Believe it or not, it is delicious. This is a thousand year egg, and while I eat them, I normally don’t find them palatable on their own like this. However, THESE thousand year eggs are the appetiser at a restaurant called ‘Yung Kee‘.
The outside of the egg is firm, but not chewy. It melts in the mouth. The yolk can best be described as rich and creamy. I can only eat one per outing (I’m not kidding when I use the term rich), but YUM. The lingering aftertaste is just as good as the eating, if not better. They are certainly worth trying, but if you are going to try them anywhere, try them at Yung Kee first.

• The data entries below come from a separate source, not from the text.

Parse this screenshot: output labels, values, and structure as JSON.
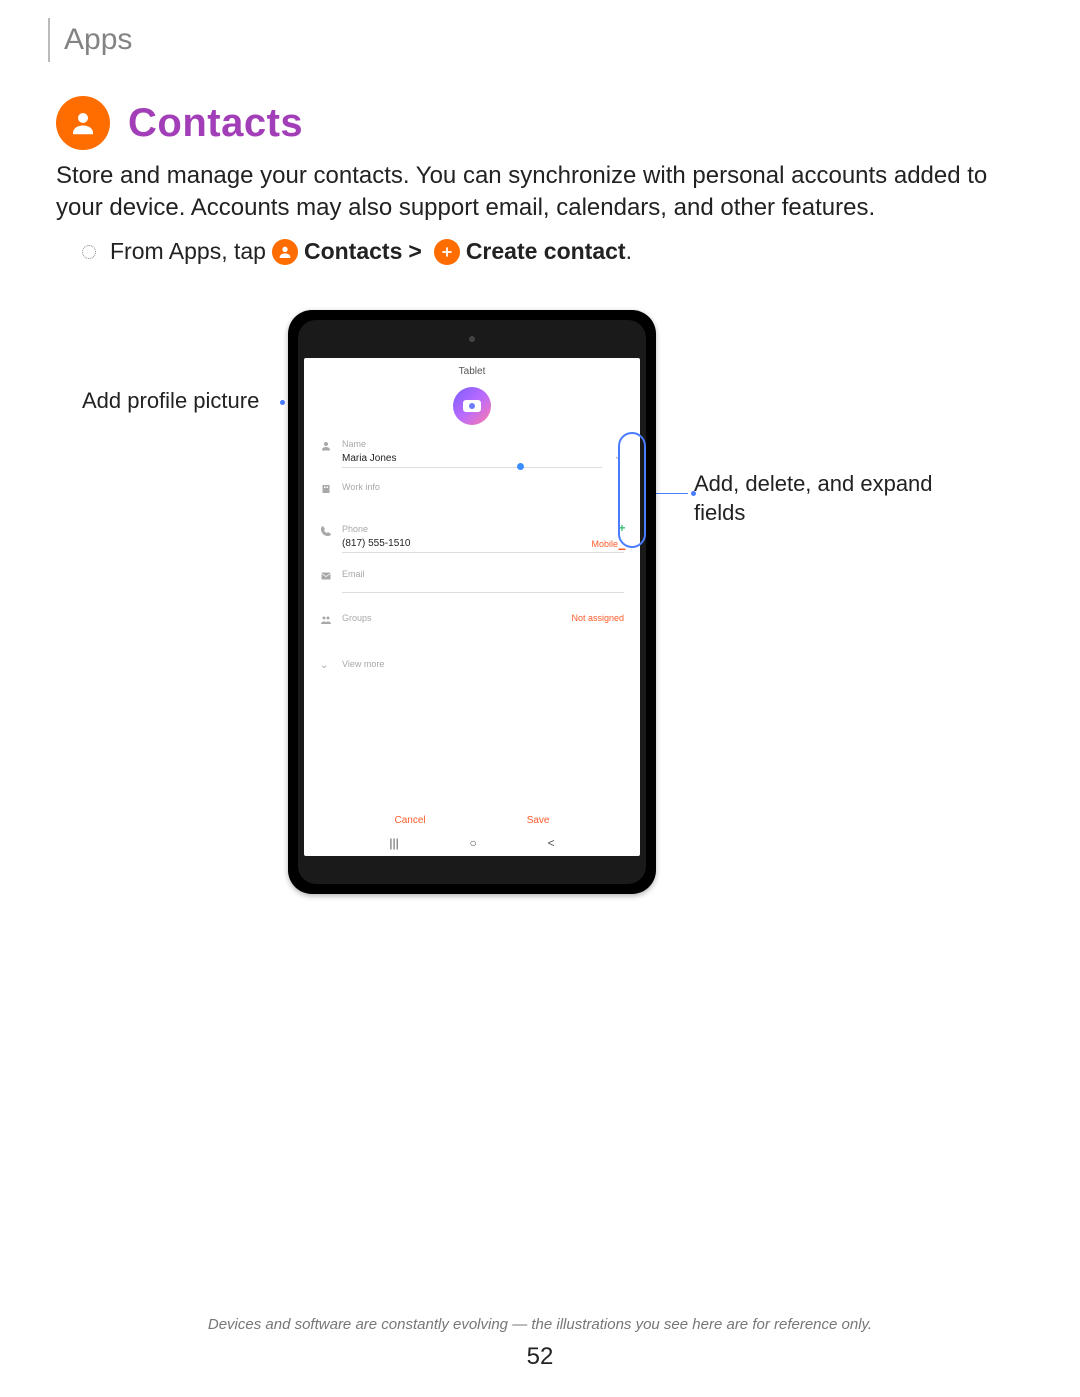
{
  "breadcrumb": "Apps",
  "title": "Contacts",
  "intro": "Store and manage your contacts. You can synchronize with personal accounts added to your device. Accounts may also support email, calendars, and other features.",
  "step": {
    "prefix": "From Apps, tap",
    "contacts_label": "Contacts",
    "caret": ">",
    "create_label": "Create contact",
    "period": "."
  },
  "callouts": {
    "left": "Add profile picture",
    "right": "Add, delete, and expand fields"
  },
  "device": {
    "header": "Tablet",
    "fields": {
      "name_label": "Name",
      "name_value": "Maria Jones",
      "work_label": "Work info",
      "phone_label": "Phone",
      "phone_value": "(817) 555-1510",
      "phone_type": "Mobile",
      "email_label": "Email",
      "groups_label": "Groups",
      "groups_value": "Not assigned",
      "view_more": "View more"
    },
    "actions": {
      "cancel": "Cancel",
      "save": "Save"
    }
  },
  "footnote": "Devices and software are constantly evolving — the illustrations you see here are for reference only.",
  "page_number": "52"
}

I’m afraid you miss out on seeing the other dishes we ate, because, quite frankly, once the goose comes out, it is pretty hard to hold off eating. Yung Kee are known both locally and internationally for having THE BEST roast goose (siu knor) in Hong Kong. The restaurant has had it’s reputation for possibly a good 40 years or more, and is still incredibly popular. You pretty much need to book (at least 24 to 48 hours in advance), as you are often left waiting for considerable time, or more likely turned away. Not only is the goose divine, but their salt and pepper pork is also disputably the best on Hong Kong island. Yung Kee isn’t cheap, but it is the kind of place you go when you’re willing to pay for the quality food you expect to (and invariably do) receive. The dishes we ordered tonight were all tasty, delicious, inviting, and filling. If you’re lucky, maybe next time I’ll remember to snap some photos before I get overwhelmed by the food. 😉
From the smiles on Bethany and Mitchell’s faces… I am sure you can see we enjoyed the meal and our night out.